I'm glad he said that because from my back of an envelope calculation I have always said Ukraine needs $50bn to make it a true farming powerhouse.
Mr Ustenko goes on to report that foreign investors are unwilling to invest in Ukraine because of the high level of corruption, administrative barriers and imperfections of the judicial system.
I agree that investors are unwilling invest but I would argue that the level of risk they associate with various issues is over-exaggerated and misplaced.
Investing in farming in Ukraine carries three basic areas of risks.
First there are agronomic problems associated with the weather, particularly cold and drought. What farmers do is mitigate the impact of weather by growing suitable crops, encouraging deep root growth and providing an ideal environment for plants to grow healthy and strong.
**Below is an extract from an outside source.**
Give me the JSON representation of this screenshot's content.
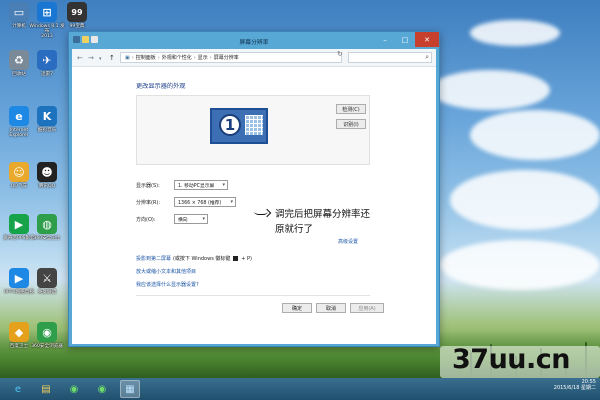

Farmers are well used to the idea that farming is a production process in a factory without a roof.
Then there is the perceived problem of theft and shrinkage. No one who knows anything about doing business in Ukraine would deny that theft is widespread but it is not necessarily as big a problem as perceived.
The trick here is to put in technology, systems and procedures to make it difficult to steal; you won’t eliminate it but you can limit it.
Then there is the all-encompassing issue of corruption. The subject of corruption requires a thesis of its own but for the sake of brevity I’ll keep to the idea that corruption is the local administration and government all over an investment trying to leverage brown envelopes.
Which is partly true in as much as they do hassle you and require a disproportionate amount of your time but the amount they ask for is a small part of an investment budget. And to be fair they are usually only asking for support for their budgets which is insufficient to provide for the local community, easier to think of it as an additional local tax.
All these risks can relatively easily be managed and mitigated and are not as big or unique a problem as perceived.
In my experience the main reason investments tend to implode is because investors make the wrong investment, under invest in key areas, underestimate the real costs, over expect yields and prices (particularly in the early years), refuse to listen to and act upon clear information and recommendations and create more problems than is really necessary.
I continue to advise that Ukraine is a sound long term agricultural investment opportunity.